Insulin pens require an individual insulin pen needle to be screwed on and removed with each insulin injection. One should make sure to use a fresh sterile needle with each use.




The potential advantages of using an insulin pen primarily relate to the convenience and discretion. Many individuals find it quite easy to simply lift up a shirt and give an injection discretely without anyone seeing what they’re doing. It also takes up less space in a pocketbook or bag than carrying several syringes and vials.


Because an insulin pen requires a very short, small needle, some individuals feel that insulin pens are less painful.




The potential disadvantages of an insulin pen to consider would be if a person doesn’t use it properly, he can deliver less insulin than he should. As such, proper training is very important. Also, if a person leaves the needle on the top, some leakage can occur, and this can also allow bacteria to get into the insulin and cause it to become contaminated.

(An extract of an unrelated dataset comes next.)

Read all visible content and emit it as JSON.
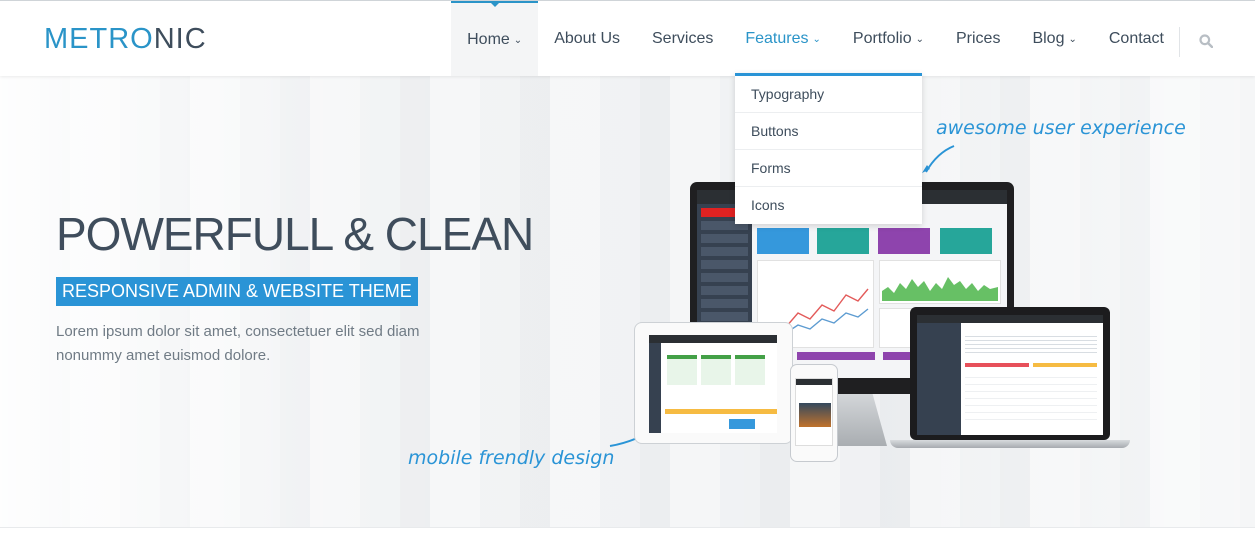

If a person requires two different types or forms of insulin, for example a long-acting and a rapid-acting, mealtime insulin, with a pen system, that person would actually need to take two separate shots. With the syringe and vial method, however, a person can draw one type of insulin into the syringe and may be able to mix the second type in that very same syringe; thereby giving only one injection. It’s important to know not all types of insulin can be mixed in the same syringe so that is something that must be discussed with a physician before being attempted.